Our world-leading physics and astronomy research has had a huge impact on the discipline. Here is just a selection of our achievements.
The discovery of the Higgs boson at CERN – the European Organization for Nuclear Research has had a momentous impact on the foundations of physics and also inspires future generations of physicists. Our Theoretical Particle Physics Group collaborates closely with experimentalists at CERN to analyse these findings. Dr Andreas Jüttner of the Southampton group was recently awarded a £1m European Research Council grant for his studies in this area of physics.
The University of Southampton reinforced its leading role in radio-astronomy with a new LOFAR telescope, which expands our leadership in transient effects and the origins of the largest-scale magnetic fields in the universe. This work is supported by a second European Research Council grant for LOFAR in 12 months, awarded to Dr Anna Scaife, totalling Euro5m funding to date for LOFAR research at Southampton.
Researchers in Physics and Astronomy collaborate closely with their colleagues in Electronics and Computer Science and the Optoelectronics Research Centre to exploit the unique facilities offered by the Southampton Clean Room Complex. This work in Physics and Astronomy has led to several new projects supported by the research councils. For instance the only two EPSRC Early Career Fellowships awarded in the UK were both awarded to academics in the Quantum, Light and Matter Group. Several of our graduates worked on projects in this group exploring the unusual physics of nano materials and manmade quantum systems.

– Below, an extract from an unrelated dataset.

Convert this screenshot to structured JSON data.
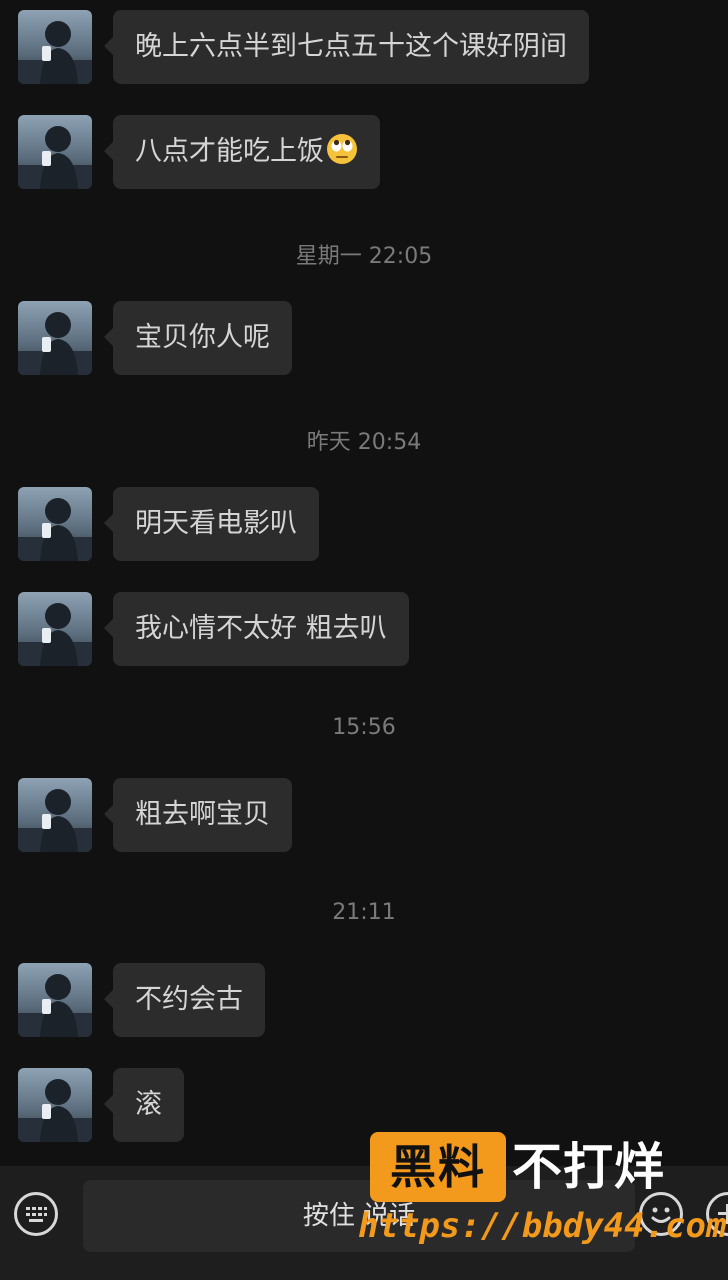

In the recent QS World Universities Rankings, Physics and Astronomy at Southampton was ranked in the top 10 of UK physics departments. This confirms the quality of our programmes and the excellent employment prospects for our graduates.